Entries shown below:

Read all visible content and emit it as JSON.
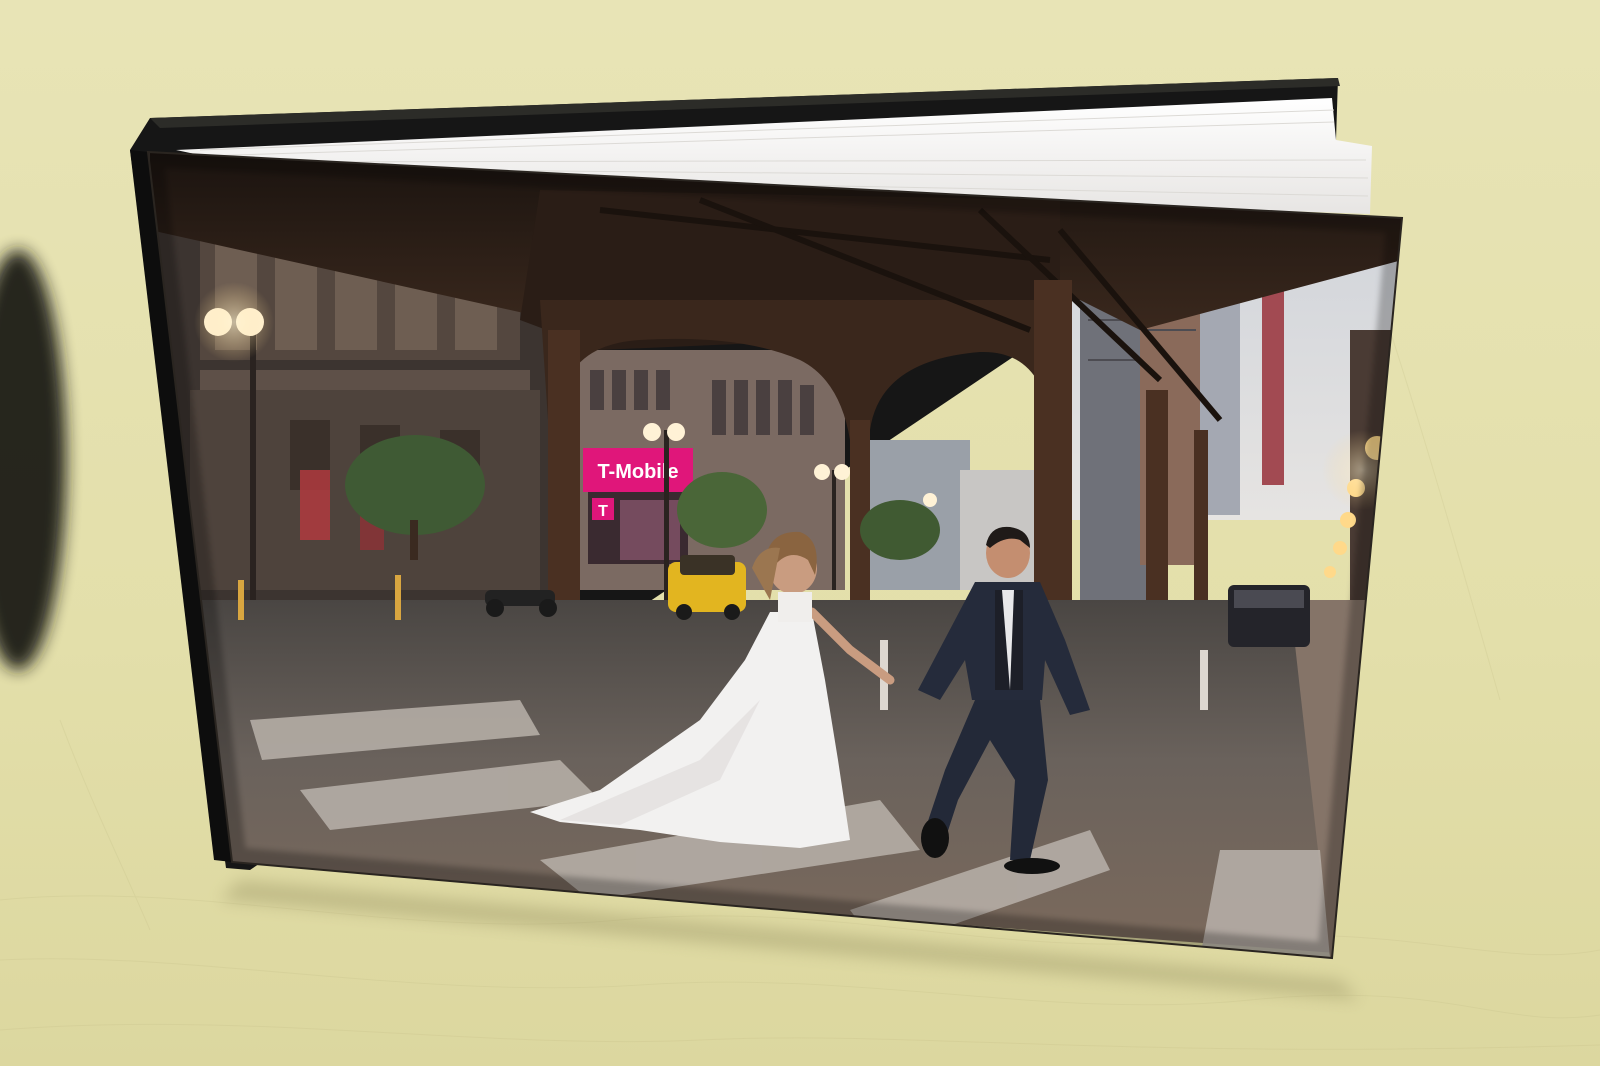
{
  "scene": {
    "subject": "photo-book",
    "colors": {
      "backdrop": "#e6e2b0",
      "backdrop_shadow": "#cfca95",
      "pages": "#f4f2ee",
      "spine": "#1a1a1a"
    }
  },
  "cover_photo": {
    "signage": {
      "store_sign": "T-Mobile",
      "store_logo": "T"
    },
    "colors": {
      "sign_magenta": "#e0167a",
      "taxi_yellow": "#e2b520",
      "dress_white": "#f2f1f0",
      "suit_navy": "#252b3b",
      "girder_brown": "#4a3022",
      "street_gray": "#6e6863",
      "lamp_glow": "#ffe7b0"
    }
  }
}
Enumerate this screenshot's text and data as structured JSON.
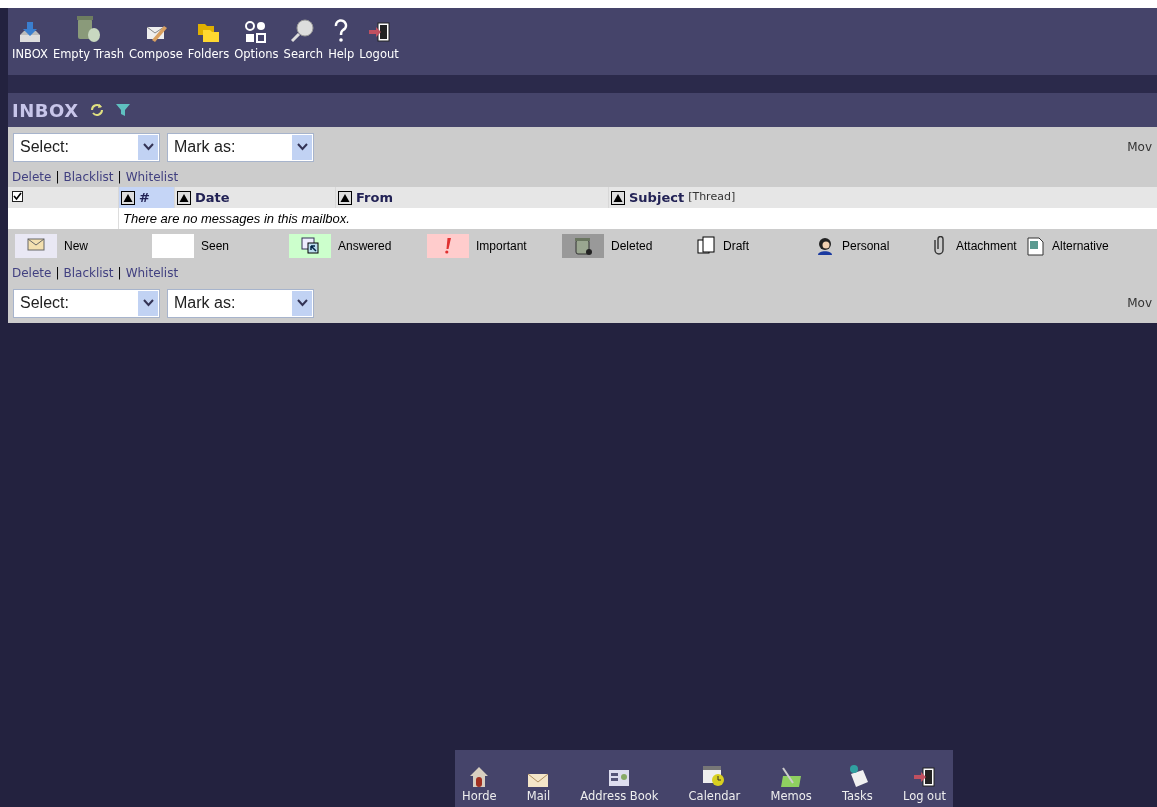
{
  "toolbar": [
    {
      "label": "INBOX",
      "kind": "inbox"
    },
    {
      "label": "Empty Trash",
      "kind": "trash"
    },
    {
      "label": "Compose",
      "kind": "compose"
    },
    {
      "label": "Folders",
      "kind": "folders"
    },
    {
      "label": "Options",
      "kind": "options"
    },
    {
      "label": "Search",
      "kind": "search"
    },
    {
      "label": "Help",
      "kind": "help"
    },
    {
      "label": "Logout",
      "kind": "logout"
    }
  ],
  "mailbox": {
    "title": "INBOX"
  },
  "controls_top": {
    "select": "Select:",
    "mark": "Mark as:",
    "move": "Mov"
  },
  "actions_top": [
    "Delete",
    "Blacklist",
    "Whitelist"
  ],
  "separator": "|",
  "select_all": {
    "checked": true
  },
  "columns": [
    {
      "label": "#",
      "selected": true
    },
    {
      "label": "Date",
      "selected": false
    },
    {
      "label": "From",
      "selected": false
    },
    {
      "label": "Subject",
      "extra": "[Thread]",
      "selected": false
    }
  ],
  "empty_message": "There are no messages in this mailbox.",
  "legend": [
    {
      "label": "New",
      "kind": "new",
      "color": "#e9e8f4"
    },
    {
      "label": "Seen",
      "kind": "seen",
      "color": "#ffffff"
    },
    {
      "label": "Answered",
      "kind": "answered",
      "color": "#ccffcc"
    },
    {
      "label": "Important",
      "kind": "important",
      "color": "#ffcccc"
    },
    {
      "label": "Deleted",
      "kind": "deleted",
      "color": "#999999"
    },
    {
      "label": "Draft",
      "kind": "draft"
    },
    {
      "label": "Personal",
      "kind": "personal"
    },
    {
      "label": "Attachment",
      "kind": "attachment"
    },
    {
      "label": "Alternative",
      "kind": "alternative"
    }
  ],
  "actions_bottom": [
    "Delete",
    "Blacklist",
    "Whitelist"
  ],
  "controls_bottom": {
    "select": "Select:",
    "mark": "Mark as:",
    "move": "Mov"
  },
  "app_bar": [
    {
      "label": "Horde",
      "kind": "home"
    },
    {
      "label": "Mail",
      "kind": "mail"
    },
    {
      "label": "Address Book",
      "kind": "addressbook"
    },
    {
      "label": "Calendar",
      "kind": "calendar"
    },
    {
      "label": "Memos",
      "kind": "memos"
    },
    {
      "label": "Tasks",
      "kind": "tasks"
    },
    {
      "label": "Log out",
      "kind": "logout"
    }
  ]
}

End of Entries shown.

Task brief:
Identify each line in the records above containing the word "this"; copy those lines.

Exercise result:
Enumerate this screenshot's text and data as structured JSON.
  "empty_message": "There are no messages in this mailbox.",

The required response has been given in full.